__MATERIAL FOR THIS EXERCISE__.
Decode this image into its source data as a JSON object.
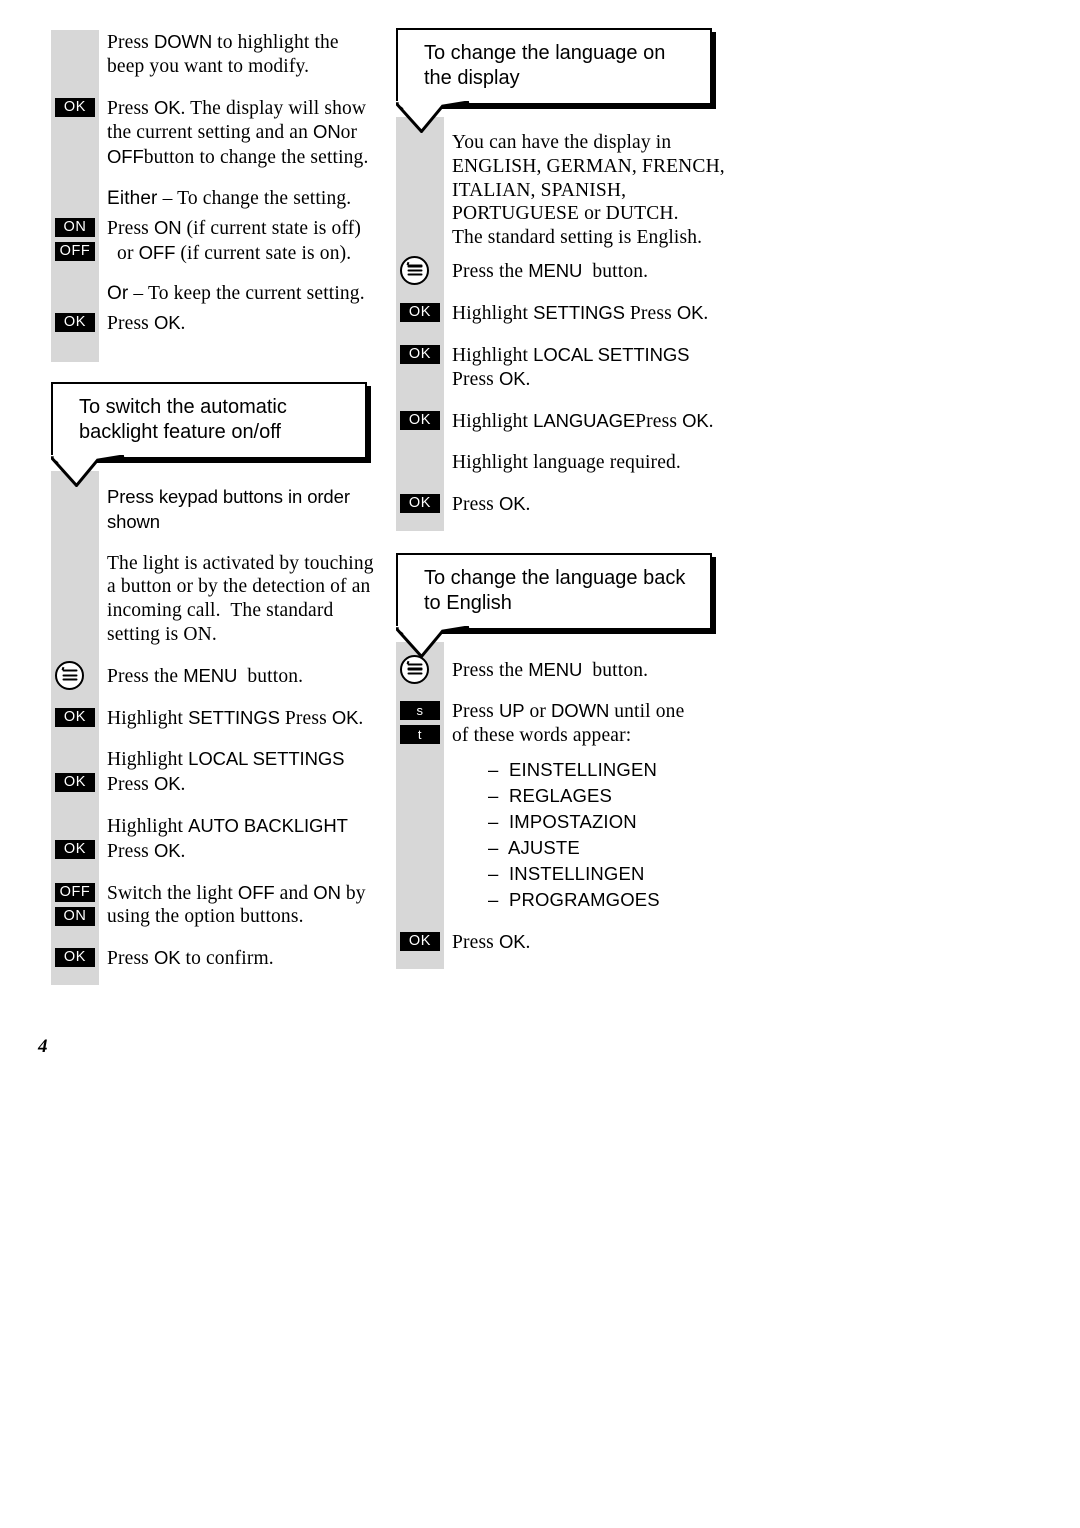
{
  "page": {
    "number": "4"
  },
  "left_column": {
    "beep_section": {
      "rows": [
        {
          "badge": null,
          "text_html": "Press <span class=\"s\">DOWN</span> to highlight the<br>beep you want to modify."
        },
        {
          "badge": "OK",
          "text_html": "Press <span class=\"s\">OK</span>. The display will show<br>the current setting and an <span class=\"s\">ON</span>or<br><span class=\"s\">OFF</span>button to change the setting."
        },
        {
          "badge": null,
          "text_html": "<span class=\"sbold\">Either</span> &ndash; To change the setting."
        },
        {
          "badge": "ON/OFF",
          "text_html": "Press <span class=\"s\">ON</span> (if current state is off)<br>&nbsp;&nbsp;or <span class=\"s\">OFF</span> (if current sate is on)."
        },
        {
          "badge": null,
          "text_html": "<span class=\"sbold\">Or</span> &ndash; To keep the current setting."
        },
        {
          "badge": "OK",
          "text_html": "Press <span class=\"s\">OK</span>."
        }
      ]
    },
    "backlight_callout": {
      "line1": "To switch the automatic",
      "line2": "backlight feature on/off"
    },
    "backlight_section": {
      "rows": [
        {
          "badge": null,
          "text_html": "<span class=\"s\">Press keypad buttons in order shown</span>"
        },
        {
          "badge": null,
          "text_html": "The light is activated by touching<br>a button or by the detection of an<br>incoming call.&nbsp; The standard<br>setting is ON."
        },
        {
          "badge": "MENU",
          "text_html": "Press the <span class=\"s\">MENU</span>&nbsp; button."
        },
        {
          "badge": "OK",
          "text_html": "Highlight <span class=\"s\">SETTINGS</span><span class=\"s\"> </span>Press <span class=\"s\">OK</span>."
        },
        {
          "badge": "OK",
          "text_html": "Highlight <span class=\"s\">LOCAL SETTINGS</span><br>Press <span class=\"s\">OK</span>."
        },
        {
          "badge": "OK",
          "text_html": "Highlight <span class=\"s\">AUTO BACKLIGHT</span><br>Press <span class=\"s\">OK</span>."
        },
        {
          "badge": "OFF/ON",
          "text_html": "Switch the light <span class=\"s\">OFF</span> and <span class=\"s\">ON</span> by<br>using the option buttons."
        },
        {
          "badge": "OK",
          "text_html": "Press <span class=\"s\">OK</span> to confirm."
        }
      ]
    }
  },
  "right_column": {
    "language_callout": {
      "line1": "To change the language on",
      "line2": "the display"
    },
    "language_section": {
      "rows": [
        {
          "badge": null,
          "text_html": "You can have the display in<br>ENGLISH, GERMAN, FRENCH,<br>ITALIAN, SPANISH,<br>PORTUGUESE or DUTCH.<br>The standard setting is English."
        },
        {
          "badge": "MENU",
          "text_html": "Press the <span class=\"s\">MENU</span>&nbsp; button."
        },
        {
          "badge": "OK",
          "text_html": "Highlight <span class=\"s\">SETTINGS</span><span class=\"s\"> </span>Press <span class=\"s\">OK</span>."
        },
        {
          "badge": "OK",
          "text_html": "Highlight <span class=\"s\">LOCAL SETTINGS</span><br>Press <span class=\"s\">OK</span>."
        },
        {
          "badge": "OK",
          "text_html": "Highlight <span class=\"s\">LANGUAGE</span>Press <span class=\"s\">OK</span>."
        },
        {
          "badge": null,
          "text_html": "Highlight language required."
        },
        {
          "badge": "OK",
          "text_html": "Press <span class=\"s\">OK</span>."
        }
      ]
    },
    "english_callout": {
      "line1": "To change the language back",
      "line2": "to English"
    },
    "english_section": {
      "rows": [
        {
          "badge": "MENU",
          "text_html": "Press the <span class=\"s\">MENU</span>&nbsp; button."
        },
        {
          "badge": "UPDOWN",
          "text_html": "Press <span class=\"s\">UP</span> or <span class=\"s\">DOWN</span> until one<br>of these words appear:"
        }
      ],
      "words": [
        "–  EINSTELLINGEN",
        "–  REGLAGES",
        "–  IMPOSTAZION",
        "–  AJUSTE",
        "–  INSTELLINGEN",
        "–  PROGRAMGOES"
      ],
      "final_row": {
        "badge": "OK",
        "text_html": "Press <span class=\"s\">OK</span>."
      }
    }
  },
  "labels": {
    "ok": "OK",
    "on": "ON",
    "off": "OFF",
    "arrow_up": "s",
    "arrow_down": "t",
    "menu_icon": "menu-icon"
  },
  "colors": {
    "rail_gray": "#d7d7d7",
    "badge_black": "#000000",
    "badge_text": "#ffffff",
    "page_background": "#ffffff",
    "text": "#000000"
  }
}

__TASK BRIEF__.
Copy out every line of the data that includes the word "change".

__PROBLEM SOLUTION__.
          "text_html": "Press <span class=\"s\">OK</span>. The display will show<br>the current setting and an <span class=\"s\">ON</span>or<br><span class=\"s\">OFF</span>button to change the setting."
          "text_html": "<span class=\"sbold\">Either</span> &ndash; To change the setting."
      "line1": "To change the language on",
      "line1": "To change the language back",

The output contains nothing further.